The Alborz mountain range forms a barrier between the south Caspian and the Iranian plateau. This range is located in northern Iran, parallel to the southern margin of Caspian Sea. Alborz is characterized by the dominance of platform-type sediments, including limestone, dolostone, and clastic rocks. Rock units from Precambrian to Quaternary have been identified, with some hiatuses and unconformities in Paleozoic and Mesozoic. Unlike its northern and southern boundaries, (Caspian Sea and Central Iran, respectively) there is not a consensus regarding the eastern and the western limits of Alborz. The Binalud Mountains in the east, although the continuation of the Alborz, bear features comparable to those of Central Iran. The Alborz mountain range is only 60–۱۳۰ km wide and consists of sedimentary series dating from Upper Devonian to Oligocene, prevalently Jurassic limestone over a granite core. Continental conditions regarding sedimentation are reflected by thick Devonian sandstones and by Jurassic shales containing coal seams. Marine conditions are reflected by Carboniferous and Permian strata that are composed mainly of limestones. In the Eastern Alborz Range, the far eastern section is formed by the Mesozoic (chiefly Triassic and Jurassic) rocks, while the western part of the Eastern Alborz Range is made primarily of the Paleozoic rocks. The Precambrian rocks can be found chiefly south of the city of Gorgan situated in the southeast of the Caspian Sea and in much smaller portions in the central and western parts of the Central Alborz Range. The central part of the Central Alborz Range is formed predominantly of the Triassic and Jurassic rocks, while the northwestern section of the range is made chiefly of Jurassic rocks. Very thick beds of the Tertiary (mostly of the Eocene) green volcanic tuffs and lavas are found mainly in the southwestern and south-central parts of the range. The far northwestern part of the Alborz that constitutes what is called the Western Alborz Range or the Talish Mountains is made mainly of the Upper Cretaceous volcano-sedimentary deposits with a strip of Paleozoic rocks and a band of Triassic and Jurassic rocks in the southern parts, both in a northwest-southeast direction. With the northward movement of Africa and the Arabian plate and with the closure of the Tethys Sea as the Arabian Plate collided with the Iranian Plate and was pushed against it, and with the clockwise movement of the Eurasian Plate towards the Iranian Plate and their final collision, the Iranian Plate was pressed from both sides. The collisions finally caused the folding of the Upper Paleozoic, Mesozoic, and Paleogene rocks, and the Cenozoic (chiefly the Eocene) volcanism to form the Alborz Mountains mainly in the Miocene. The Alpine orogeny began, therefore, with Eocene volcanism in southwestern and south-central parts of the Alborz and continued with the uplift and folding of the older sedimentary rocks in the northwestern, central and eastern parts of the range during the orogenic phases of importance that date from the Miocene and the Pliocene epochs.

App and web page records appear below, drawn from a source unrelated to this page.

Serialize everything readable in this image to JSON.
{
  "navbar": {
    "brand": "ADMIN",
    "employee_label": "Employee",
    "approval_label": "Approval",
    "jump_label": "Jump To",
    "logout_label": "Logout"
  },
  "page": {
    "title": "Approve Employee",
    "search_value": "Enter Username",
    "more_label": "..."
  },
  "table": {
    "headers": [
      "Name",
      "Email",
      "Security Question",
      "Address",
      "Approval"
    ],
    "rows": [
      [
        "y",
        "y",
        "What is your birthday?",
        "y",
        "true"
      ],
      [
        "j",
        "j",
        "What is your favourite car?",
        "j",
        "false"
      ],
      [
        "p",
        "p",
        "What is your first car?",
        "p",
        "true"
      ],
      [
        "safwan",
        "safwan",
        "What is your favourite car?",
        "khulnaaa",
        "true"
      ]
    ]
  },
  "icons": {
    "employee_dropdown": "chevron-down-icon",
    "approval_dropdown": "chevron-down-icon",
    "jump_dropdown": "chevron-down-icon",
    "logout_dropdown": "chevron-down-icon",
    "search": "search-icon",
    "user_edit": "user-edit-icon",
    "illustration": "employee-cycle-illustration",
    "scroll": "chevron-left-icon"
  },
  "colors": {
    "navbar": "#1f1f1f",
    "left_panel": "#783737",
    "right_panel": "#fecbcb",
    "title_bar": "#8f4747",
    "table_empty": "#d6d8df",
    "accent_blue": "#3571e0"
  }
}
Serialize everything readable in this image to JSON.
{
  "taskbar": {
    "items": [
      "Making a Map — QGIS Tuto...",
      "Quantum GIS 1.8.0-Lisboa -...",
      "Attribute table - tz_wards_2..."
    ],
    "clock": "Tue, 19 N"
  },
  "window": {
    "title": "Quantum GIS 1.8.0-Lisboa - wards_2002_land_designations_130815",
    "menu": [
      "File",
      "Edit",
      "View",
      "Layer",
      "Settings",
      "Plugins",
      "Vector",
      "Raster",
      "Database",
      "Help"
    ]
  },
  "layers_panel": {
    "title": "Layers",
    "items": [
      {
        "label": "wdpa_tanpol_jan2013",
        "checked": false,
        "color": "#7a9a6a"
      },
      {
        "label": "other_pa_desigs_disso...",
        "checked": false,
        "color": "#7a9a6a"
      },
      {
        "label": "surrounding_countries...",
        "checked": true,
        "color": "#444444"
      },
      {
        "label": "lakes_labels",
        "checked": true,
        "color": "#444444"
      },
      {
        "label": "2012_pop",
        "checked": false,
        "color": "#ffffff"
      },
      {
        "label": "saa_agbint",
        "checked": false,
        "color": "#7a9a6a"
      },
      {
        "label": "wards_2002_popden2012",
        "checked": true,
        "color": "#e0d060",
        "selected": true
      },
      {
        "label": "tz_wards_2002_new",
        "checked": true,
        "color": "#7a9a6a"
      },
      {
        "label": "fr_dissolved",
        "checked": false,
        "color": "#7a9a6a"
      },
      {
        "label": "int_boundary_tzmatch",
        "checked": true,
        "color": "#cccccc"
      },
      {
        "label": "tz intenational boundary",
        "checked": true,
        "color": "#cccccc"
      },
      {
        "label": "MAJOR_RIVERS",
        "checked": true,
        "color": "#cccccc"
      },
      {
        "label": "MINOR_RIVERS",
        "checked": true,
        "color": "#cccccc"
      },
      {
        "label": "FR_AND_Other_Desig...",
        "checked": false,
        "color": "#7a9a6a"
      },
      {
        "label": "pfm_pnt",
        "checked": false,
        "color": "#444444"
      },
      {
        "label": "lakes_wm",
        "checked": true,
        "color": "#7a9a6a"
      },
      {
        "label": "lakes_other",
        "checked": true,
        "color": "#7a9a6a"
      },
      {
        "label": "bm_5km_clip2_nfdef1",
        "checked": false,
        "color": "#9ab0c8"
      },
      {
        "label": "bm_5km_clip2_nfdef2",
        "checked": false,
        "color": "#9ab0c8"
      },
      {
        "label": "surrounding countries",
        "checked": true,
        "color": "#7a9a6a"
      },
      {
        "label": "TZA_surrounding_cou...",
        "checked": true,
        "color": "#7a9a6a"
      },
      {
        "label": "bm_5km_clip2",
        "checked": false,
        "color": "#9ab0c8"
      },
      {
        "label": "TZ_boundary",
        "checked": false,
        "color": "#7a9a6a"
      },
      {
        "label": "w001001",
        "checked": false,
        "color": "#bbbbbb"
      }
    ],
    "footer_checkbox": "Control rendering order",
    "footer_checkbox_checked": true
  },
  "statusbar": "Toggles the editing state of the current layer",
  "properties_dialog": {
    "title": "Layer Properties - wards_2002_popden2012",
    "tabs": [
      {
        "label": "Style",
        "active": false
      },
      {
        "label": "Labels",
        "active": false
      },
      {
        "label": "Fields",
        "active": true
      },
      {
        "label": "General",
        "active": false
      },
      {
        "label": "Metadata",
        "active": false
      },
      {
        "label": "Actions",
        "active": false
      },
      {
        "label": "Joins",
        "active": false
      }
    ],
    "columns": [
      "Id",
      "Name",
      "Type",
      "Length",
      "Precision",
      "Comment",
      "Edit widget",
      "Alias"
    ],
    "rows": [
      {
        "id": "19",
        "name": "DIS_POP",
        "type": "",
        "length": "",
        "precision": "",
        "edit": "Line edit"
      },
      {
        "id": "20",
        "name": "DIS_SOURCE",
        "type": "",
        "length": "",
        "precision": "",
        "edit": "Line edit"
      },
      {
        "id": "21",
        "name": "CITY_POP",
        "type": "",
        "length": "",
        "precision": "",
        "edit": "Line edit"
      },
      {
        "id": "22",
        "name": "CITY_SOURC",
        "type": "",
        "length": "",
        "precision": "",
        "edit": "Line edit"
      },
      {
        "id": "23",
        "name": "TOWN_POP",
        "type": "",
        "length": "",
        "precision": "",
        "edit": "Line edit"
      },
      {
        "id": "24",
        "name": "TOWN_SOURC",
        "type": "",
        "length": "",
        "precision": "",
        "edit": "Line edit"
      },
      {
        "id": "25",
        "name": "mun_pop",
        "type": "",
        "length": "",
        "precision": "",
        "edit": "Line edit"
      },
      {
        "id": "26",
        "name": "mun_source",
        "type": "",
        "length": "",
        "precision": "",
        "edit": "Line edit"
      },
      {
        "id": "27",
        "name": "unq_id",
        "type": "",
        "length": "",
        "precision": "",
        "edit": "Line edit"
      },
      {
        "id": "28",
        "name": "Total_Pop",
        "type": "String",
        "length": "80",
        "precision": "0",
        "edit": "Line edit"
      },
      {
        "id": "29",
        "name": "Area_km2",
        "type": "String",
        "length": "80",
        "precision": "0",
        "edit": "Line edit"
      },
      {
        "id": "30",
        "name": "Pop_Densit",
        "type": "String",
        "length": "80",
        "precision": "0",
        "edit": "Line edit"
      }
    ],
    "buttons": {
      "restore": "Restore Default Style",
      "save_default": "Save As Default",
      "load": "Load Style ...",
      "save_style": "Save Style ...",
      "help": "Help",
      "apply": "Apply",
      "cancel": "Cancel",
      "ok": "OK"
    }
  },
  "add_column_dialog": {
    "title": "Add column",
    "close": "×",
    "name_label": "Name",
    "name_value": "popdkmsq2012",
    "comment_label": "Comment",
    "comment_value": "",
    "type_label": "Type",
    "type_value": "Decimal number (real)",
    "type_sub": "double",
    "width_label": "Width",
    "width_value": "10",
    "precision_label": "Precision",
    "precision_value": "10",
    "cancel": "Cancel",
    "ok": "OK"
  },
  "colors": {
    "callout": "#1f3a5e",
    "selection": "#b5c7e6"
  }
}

There is no agreement regarding the geological setting of Azerbaijan. According to some authors, the northeastern corner could be included in Alborz and the southeastern part in Sanandaj–Sirjan. Some believe that most of Azerbaijan lies in a zone called Azerbaijan–Alborz, and as they indicate, this zone is bounded in the north by Alborz fault, in the west by Tabriz–Urumiyeh fault, and in the south by Semnan fault. According to the some authors, the northern part of Azerbaijan continues to the Caucasus Mountains in Caucasia and the Pontus Mountains in Turkey and the Southern Azerbaijan is comparable with Central Iran and Western Iran and extends to the Taurus Mountains in Turkey. The significant structural event occurring in Early Devonian was accompanied by faulting and fragmentation that led to a different sedimentary facies in Azerbaijan. This orogenic episode generated the Tabriz fault, extending in a northwest–southeast direction from Zanjan depression to the northern mountains of Tabriz (Mishu, Morou) and northwest of Azerbaijan and the Caucasus. This event divided Azerbaijan into two blocks, one block in the northeast with subsidence and sedimentation in Early Devonian and the other in the southwest which remained high until Late Carboniferous.